  • April 29 – Sparrow McCaffrey, 26, catcher for the 1889 Columbus Solons of the American Association.
  • May 3 – Bob Ferguson, 49, infielder and manager of eight teams, known as sport's first switch-hitter and nicknamed "Death to Flying Things" for defensive skill, who captained an 1870 team which defeated Cincinnati Red Stockings after 84 straight wins, was president of Nat'l Ass'n from 1872–1875, and set record for career games as umpire.
  • May 19 – Bill Mountjoy, 35, Canadian pitcher who posted a 31–24 record and a 3.25 ERA for the Cincinnati and Baltimore National League teams from 1883 to 1885.
  • June 23 – Jimmy Say, 32, third baseman/shortstop for five different teams in three leagues between 1882 and 1887.
  • August 25 – Yank Robinson, 34, second baseman for six teams of four different leagues, most prominently for the Baltimore Orioles squads that won four American Association pennants from 1885 to 1888 and the 1886 World Series.
  • August 28 – Gracie Pierce, [?], second baseman and outfielder for five different teams in two leagues from 1882 through 1884, who later umpired in the National League and the Players League.
  • September 16 – Terry Larkin, 38, National League pitcher and an 89 game winner from 1877 to 1879, who committed suicide by slitting his throat with a razor.
  • September 26 – Nick Reeder, 27, first baseman for the 1891 Louisville Colonels of the American Association.
  • October 16 – Ed Conley, 30, pitcher for the 1884 Providence Grays of the National League.
  • November 2 – William Houseman, 35, pitcher for the 1886 Baltimore Orioles of the American Association.
  • November 2 – Alamazoo Jennings, 43, catcher for the 1878 Milwaukee Grays of the National League.
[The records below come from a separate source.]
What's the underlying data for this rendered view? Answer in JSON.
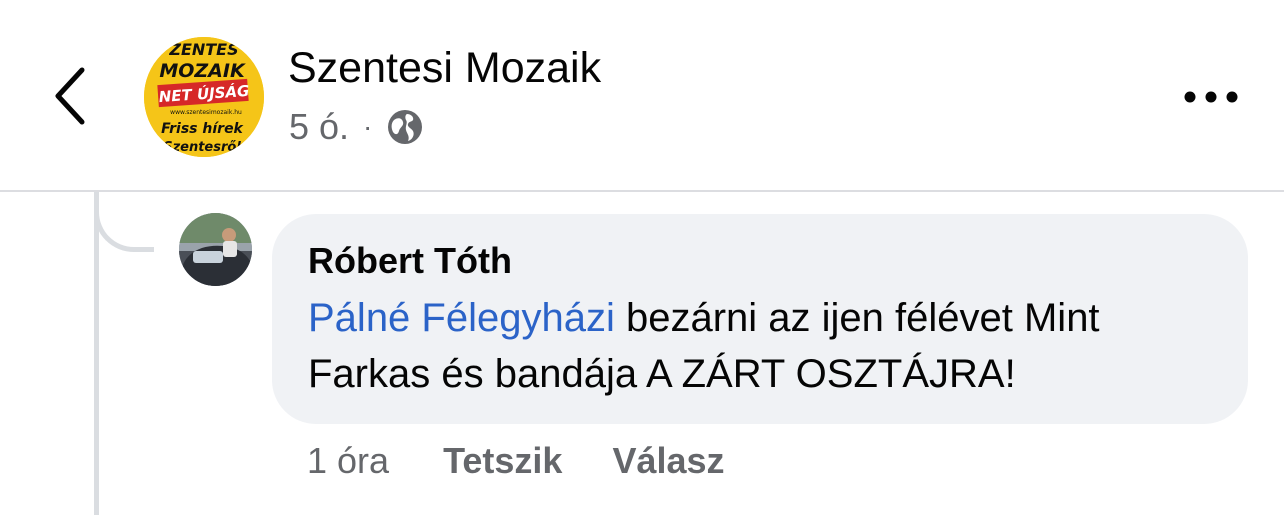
{
  "header": {
    "page_name": "Szentesi Mozaik",
    "time": "5 ó.",
    "separator": "·",
    "privacy_icon": "globe-icon",
    "back_icon": "chevron-left-icon",
    "more_icon": "more-horizontal-icon"
  },
  "logo": {
    "line1": "ZENTES",
    "line2": "MOZAIK",
    "line3": "NET ÚJSÁG",
    "url": "www.szentesimozaik.hu",
    "line4": "Friss hírek",
    "line5": "Szentesről"
  },
  "comment": {
    "author": "Róbert Tóth",
    "mention": "Pálné Félegyházi",
    "text": " bezárni az ijen félévet Mint Farkas és bandája A ZÁRT OSZTÁJRA!",
    "time": "1 óra",
    "like_label": "Tetszik",
    "reply_label": "Válasz"
  },
  "colors": {
    "mention": "#2b63c8",
    "bubble": "#f0f2f5",
    "secondary_text": "#65676b",
    "logo_yellow": "#f5c518",
    "logo_red": "#d62828"
  }
}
  • November 8 – King Kelly, 36, Hall of Fame catcher and right fielder for the Chicago and Boston National League teams, known as a fiery and alert competitor that developed the hit-and-run and caused numerous refinements of sport's rules upon his exploitation of loopholes, who batted .308 lifetime with two batting titles, led the league in runs and doubles three times each, was fourth player to collect 1500 hits, starred on five Chicago champion teams, and managed Boston to the 1890 Players League title.
  • December 24 – Charlie Duffee, 28, outfielder for four teams in two different leagues, who led all American Association outfielders in assists in the 1889 and 1891 seasons.
  • December 25 – Tom Cahill, 26, utility for the 1891 Louisville Colonels of the American Association.
  • December 30 – Jack McMahon, 25, first baseman and catcher who played from 1892 to 1893 for the New York Giants of the National League.

References[edit]

  1. ^ "THT Live". hardballtimes.com. Retrieved 17 July 2012. 
  2. ^ Jordan, David (2010). Closing 'Em Down: Final Games at Thirteen Classic Ballparks. USA: McFarland Publishing Company. p. 216. ISBN 9780786449682. 
  3. ^ "Triples Team Records". baseball-almanac.com. Retrieved 6 June 2012.